Upon graduating high school, Rodriguez enrolled in the Fashion Institute of Technology (FIT). However, Rodriguez found that his time was not best suited in the world of academia, especially with his commission work picking up more steam.
“There were a lot of kids at FIT who never went to an art high school, they decided to go because they love art. There were a lot of foundation courses that I thought I was passed, I was very bored,” said Rodriguez. “I was already getting portrait commissions by then and the commissions took up so much time. I was getting paid for artwork, and getting grades for art I made at school — I couldn’t balance both. I thought, why am I in school if I can make it without school?”
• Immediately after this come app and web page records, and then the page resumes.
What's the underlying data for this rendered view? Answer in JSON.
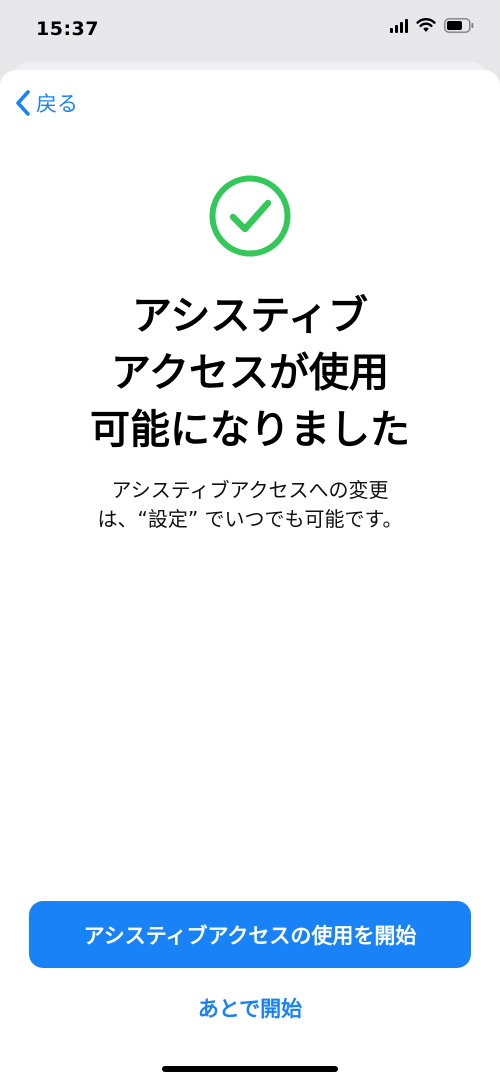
{
  "status_bar": {
    "time": "15:37",
    "icons": [
      "signal-icon",
      "wifi-icon",
      "battery-icon"
    ]
  },
  "nav": {
    "back_label": "戻る",
    "back_icon": "chevron-left-icon"
  },
  "success_icon": {
    "name": "checkmark-circle-icon",
    "color": "#34c759"
  },
  "title_lines": [
    "アシスティブ",
    "アクセスが使用",
    "可能になりました"
  ],
  "description_lines": [
    "アシスティブアクセスへの変更",
    "は、“設定” でいつでも可能です。"
  ],
  "primary_button": {
    "label": "アシスティブアクセスの使用を開始",
    "color": "#1a82f7"
  },
  "secondary_button": {
    "label": "あとで開始"
  }
}
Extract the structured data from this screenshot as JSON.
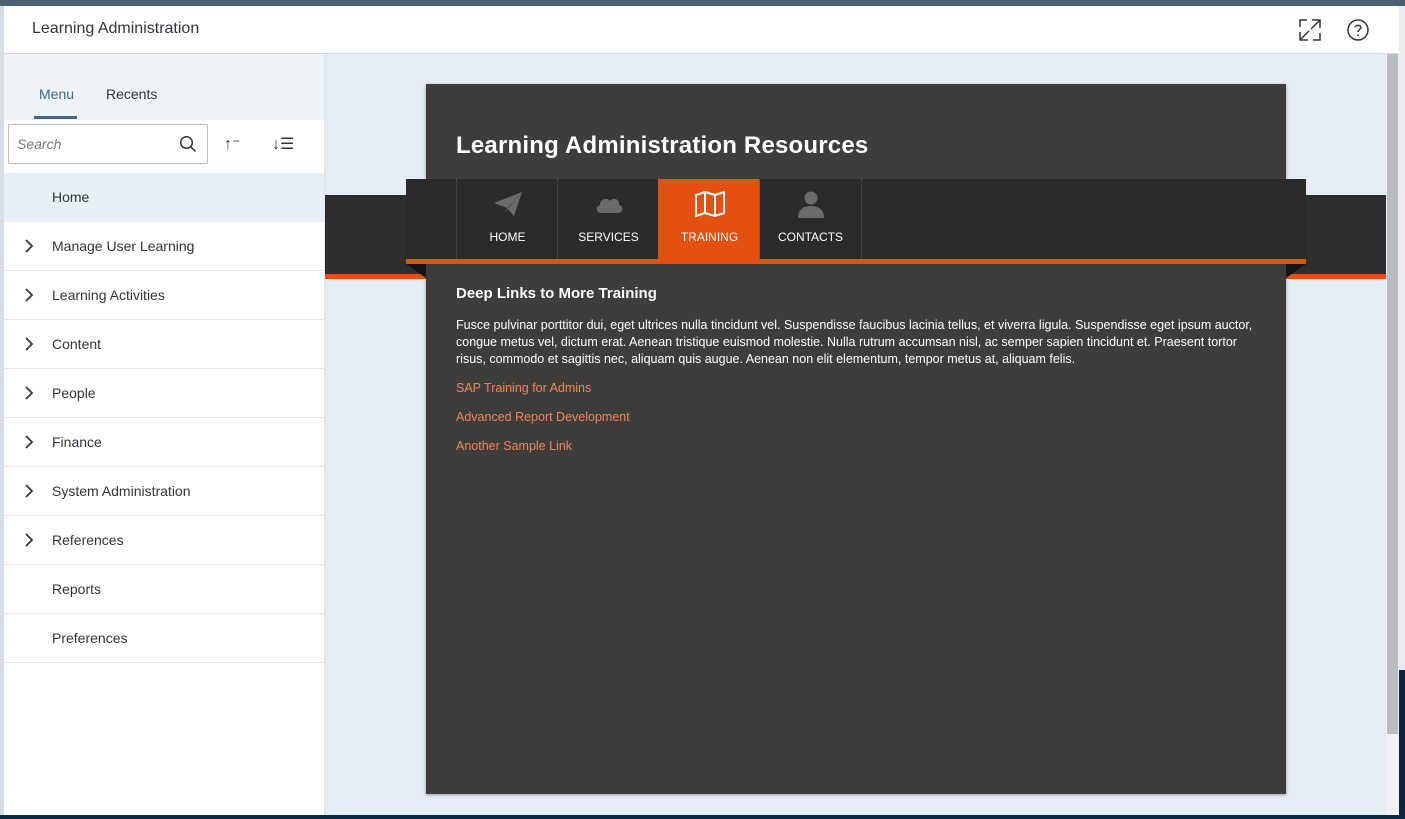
{
  "app": {
    "title": "Learning Administration"
  },
  "header": {
    "fullscreen_icon": "expand-icon",
    "help_icon": "help-icon"
  },
  "sidebar": {
    "tabs": [
      {
        "label": "Menu",
        "active": true
      },
      {
        "label": "Recents",
        "active": false
      }
    ],
    "search": {
      "placeholder": "Search",
      "value": ""
    },
    "tools": {
      "sort_up": "↑⁻",
      "sort_list": "↓☰"
    },
    "items": [
      {
        "label": "Home",
        "expandable": false,
        "selected": true
      },
      {
        "label": "Manage User Learning",
        "expandable": true
      },
      {
        "label": "Learning Activities",
        "expandable": true
      },
      {
        "label": "Content",
        "expandable": true
      },
      {
        "label": "People",
        "expandable": true
      },
      {
        "label": "Finance",
        "expandable": true
      },
      {
        "label": "System Administration",
        "expandable": true
      },
      {
        "label": "References",
        "expandable": true
      },
      {
        "label": "Reports",
        "expandable": false
      },
      {
        "label": "Preferences",
        "expandable": false
      }
    ]
  },
  "resources": {
    "title": "Learning Administration Resources",
    "nav": [
      {
        "label": "HOME",
        "icon": "paper-plane-icon"
      },
      {
        "label": "SERVICES",
        "icon": "cloud-icon"
      },
      {
        "label": "TRAINING",
        "icon": "map-icon",
        "active": true
      },
      {
        "label": "CONTACTS",
        "icon": "person-icon"
      }
    ],
    "section_title": "Deep Links to More Training",
    "body": "Fusce pulvinar porttitor dui, eget ultrices nulla tincidunt vel. Suspendisse faucibus lacinia tellus, et viverra ligula. Suspendisse eget ipsum auctor, congue metus vel, dictum erat. Aenean tristique euismod molestie. Nulla rutrum accumsan nisl, ac semper sapien tincidunt et. Praesent tortor risus, commodo et sagittis nec, aliquam quis augue. Aenean non elit elementum, tempor metus at, aliquam felis.",
    "links": [
      "SAP Training for Admins",
      "Advanced Report Development",
      "Another Sample Link"
    ]
  },
  "colors": {
    "accent": "#e4500e",
    "link": "#f0875a",
    "card": "#3d3d3b",
    "tab_active": "#3f6791"
  }
}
Rodriguez says that he kept trying to stay in school to get the degree but ultimately dropped out, knowing that if he ever needed the degree he can go back and earn it.
“I was 18 or 19 when I dropped out, and it’s been fun ever since,” said Rodriguez.
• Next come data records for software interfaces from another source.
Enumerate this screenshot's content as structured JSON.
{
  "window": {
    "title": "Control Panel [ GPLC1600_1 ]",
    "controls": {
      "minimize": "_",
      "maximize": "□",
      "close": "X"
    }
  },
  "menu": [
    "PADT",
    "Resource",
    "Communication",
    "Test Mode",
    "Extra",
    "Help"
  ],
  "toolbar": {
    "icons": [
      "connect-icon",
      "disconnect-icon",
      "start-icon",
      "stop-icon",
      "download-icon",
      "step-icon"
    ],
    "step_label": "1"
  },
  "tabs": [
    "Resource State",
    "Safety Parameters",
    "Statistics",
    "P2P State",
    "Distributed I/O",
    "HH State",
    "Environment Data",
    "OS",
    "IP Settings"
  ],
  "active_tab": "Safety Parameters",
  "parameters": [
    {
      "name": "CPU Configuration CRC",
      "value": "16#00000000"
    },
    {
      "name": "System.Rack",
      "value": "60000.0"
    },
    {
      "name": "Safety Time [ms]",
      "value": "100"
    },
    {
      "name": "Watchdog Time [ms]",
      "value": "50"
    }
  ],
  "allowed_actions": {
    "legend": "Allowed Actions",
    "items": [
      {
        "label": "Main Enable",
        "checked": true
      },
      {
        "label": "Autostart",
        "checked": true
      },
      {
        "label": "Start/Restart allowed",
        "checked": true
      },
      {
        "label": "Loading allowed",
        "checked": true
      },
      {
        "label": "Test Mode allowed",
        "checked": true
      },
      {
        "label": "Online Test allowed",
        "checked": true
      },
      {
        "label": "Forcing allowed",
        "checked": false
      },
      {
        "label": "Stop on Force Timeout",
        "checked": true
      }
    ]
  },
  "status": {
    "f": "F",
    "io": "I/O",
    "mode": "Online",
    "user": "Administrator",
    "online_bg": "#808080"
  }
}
Rodriguez spent his years after dropping out dividing his time between commission work and painting New York City’s subway riders. Though he loves doing the subway paintings, Rodriguez says it became more of a passion project and the finished projects were not guaranteed to sell, so he picked up more commissions to pay the bills.
However, once the pandemic hit New York City Rodriguez found himself just doing commissions because he couldn’t ride the subway anymore. Once restrictions started to ease, Rodriguez made his way back to the subways once again, but this time, his art was doing more than just creating a piece that was just a snapshot of someone’s day.
“When things calmed down, it was a no-brainer,” said Rodriguez. “Now that everyone is wearing a mask, it was so obvious. It would capture a moment in history.”
Rodriguez started incorporating New Yorkers wearing masks into his art, which he would post on social media. Though he already has a solid Instagram following, Rodriguez started to post his work and behind the scenes of painting his pieces on TikTok, with not as much success.
“I started posting commissions and me painting on TikTok, none of it went viral,” said Rodriguez. “I started to learn how to edit to make the videos better, but I wouldn’t get that many views. Once I was finally done with commissions, I figured I can make more subway stuff and post everything on TikTok.”
Rodriguez decided to experiment with his content, taking a small sketchbook with him onto the train and drawing his fellow riders.
@devonrodriguezartHe had no idea! 🤪 ##drawing ##tiktokart ##nyc ##fyp ##foryoupage♬ Up Beat (Married Life) – Kenyi
“The first one I did, I didn’t want to wait,” said Rodriguez. “I did it in a little sketchbook. I posted it on TikTok and it got millions of views. I’ve been passionate about this for years. I kept the pandemic series going, and it has been going viral ever since. That really blew everything up for me.”
Rodriguez has built an audience of 14 million followers on TikTok, plus 2 million on Instagram and over 707,000 on YouTube, where he posts clips of his TikToks and his subjects’ reactions to their drawing. Rodriguez is grateful for the following he has gained because it helped him start to make bigger moves in his life and career.
“My entire life changed. I was at the gym one day and someone recognized me,” said Rodriguez. “A woman came up to me in Union Square and said I was one of her biggest inspirations. I had a friend introduce me to some of his friends, and when I said I paint people on the subway, they said they saw me on TikTok or Instagram. My income went up dramatically, I moved from the South Bronx finally. I’m at 14 million on TikTok and 2 million on Instagram, I never would have thought this would happen in my entire life.”
For more information about Rodriguez’s art, visit www.devonrodriguezart.com. Follow Rodriguez on social media @devonrodriguezart.
This story first appeared on our sister publication amny.com.